  6. Participants with a berg balance scale (Kornetti et al, 2004) of less than 45/56 to maintain homogeneity within the sample (Mouton, 1996).
  7. Participants must have the presence of fixations in either the mortise joint, the subtalar joint or the tarsals (Brantingham et al, 2007).
  8. Participants that give informed consent to participate in the research.
  9. Participants on muscle relaxants or any anti inflammatory medication will be required to have a wash out period of three days before participating in the study (Poul et al, 1993; Seth, 1999).

Exclusion Criteria:

  1. Participants who have experienced an acute injury or acute re-injury (prior to or during the study) will be excluded from the study because it does not comply with the six-week interval (i.e. chronic injuries) (Pellow and Brantingham, 2001).
  2. Participants with balance disorders of a neurological and/or otological and/or vascular cause of dizziness that may mimic instability and defective proprioception at the ankle level (Clark and Burden, 2005; Kynsberg et al, 2006).
  3. Participants with connective tissue disorders that create excessive generalised ligamentous laxity, participants with these conditions will not benefit from the treatment with generalised hyper laxity of ligaments.
  4. Participants with grade three CAI/ gross mechanical instability of the lateral ankle complex as the severity of this grade of injury usually requires surgical intervention and is unresponsive to conservative therapy (Reid, 1992; Pellow and Brantingham, 2001; Rimando, 2008).Grade III: severe swelling and haemorrhage with positive anterior drawers sign and rupture of ligamentous structures.
  5. Participants that are contraindicated to adjustments, which include but may not be limited to (Kirkaldy - Willis and Burton, 1992).

Absolute contraindications, Destructive injury of the skeletal structures of the body; fractures and dislocations of all varieties; neurological damage as in Cauda equina syndrome, abdominal aortic aneurysm, referred pain of a visceral nature.

Relative Contraindications, bone demineralization, psychosomatic conditions, anticoagulant therapy and/or conditions where hemorrhaging may be present and Spondyloarthropathies.

Participants with secondary manifestations of any of the following conditions, which may compromise balance/ proprioception, which are contraindicated to rehabilitation, which include and may not be limited to (Frontera, 1999).

Dizziness that is present during the treatment Peripheral vascular disease

  Contacts and Locations
Please refer to this study by its ClinicalTrials.gov identifier: NCT01196949

Contacts
Contact: James W Brantingham, DC, PhD 323.-906-2189 james.brantingham@cleveland.edu

Locations
South Africa
Durban University of Technology Recruiting
Durban, South Africa
Contact: Danella Lubbe       accounts@elconcranes.co.za   
Contact: Ekta Lakhani, MTech: Chiro       ektal@dut.ac.za   
Principal Investigator: Danella Lubbe         
Sponsors and Collaborators
Cleveland Chiropractic College
Durban University of Technology South Africa
Investigators
Principal Investigator: James W Brantingham, Dc, PhD Cleveland Chiropractic College
Principal Investigator: Danella Lubbe Durban University of Technology
  More Information

Publications:
Balint, G.P., Korda, J., Hangody, L., and Balint, P. 2003. Foot and Ankle disorders.
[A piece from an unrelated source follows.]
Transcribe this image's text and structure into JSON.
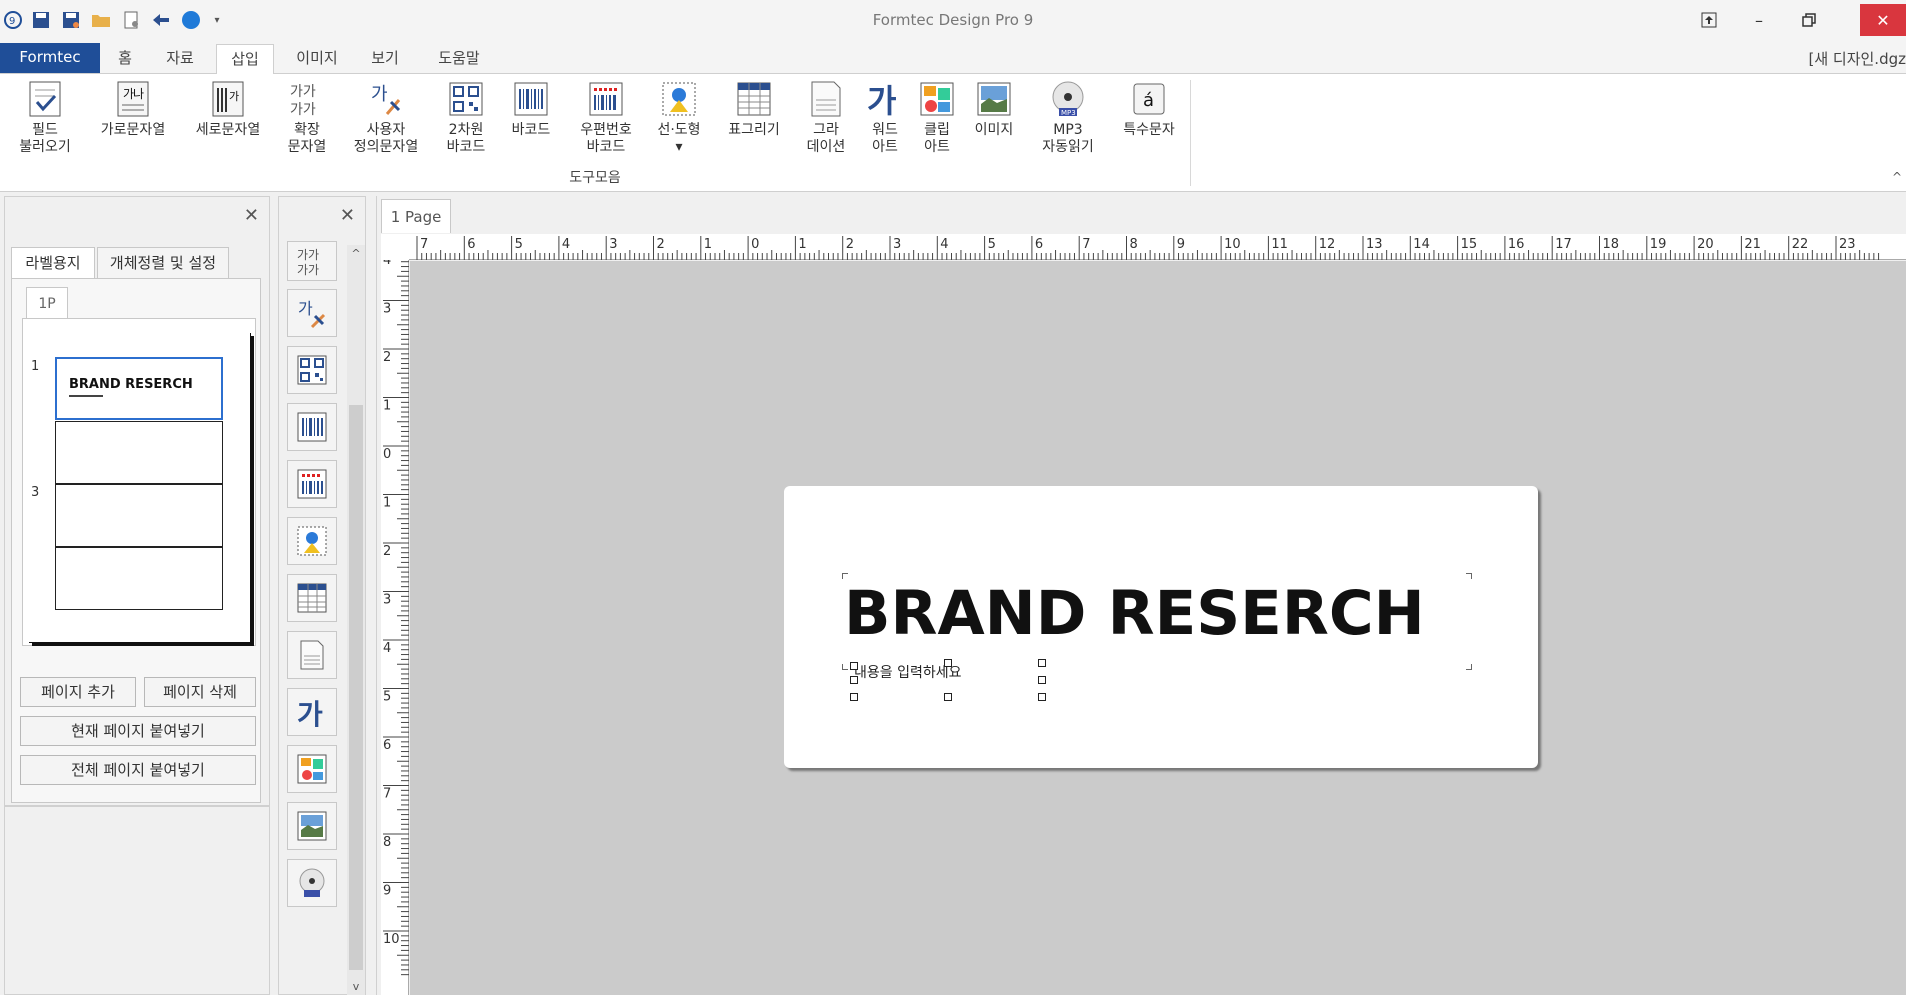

Best practice and Research Clinical Rheumatology, 17:87-111
Delahunt, E. 2007. Neuromuscular contributions to functional instability of the ankle joint. Journal of Bodywork and Movement Therapies, 11:203-213.
Caulfield, B. 2000. Functional Instability of the Ankle Joint, features and underlying causes. Physiotherapy, 86:8

Responsible Party: James W. Brantingham, Cleveland Chiropractic College
ClinicalTrials.gov Identifier: NCT01196949     History of Changes
Other Study ID Numbers: CCC08132010A
Study First Received: September 7, 2010
Last Updated: September 24, 2010
Health Authority: United States: Institutional Review Board

Keywords provided by Cleveland Chiropractic College:
Ankle
Chronic
Instability
Manipulative
Rehabilitative
Manipulation
Rehabilitation

ClinicalTrials.gov processed this record on April 17, 2014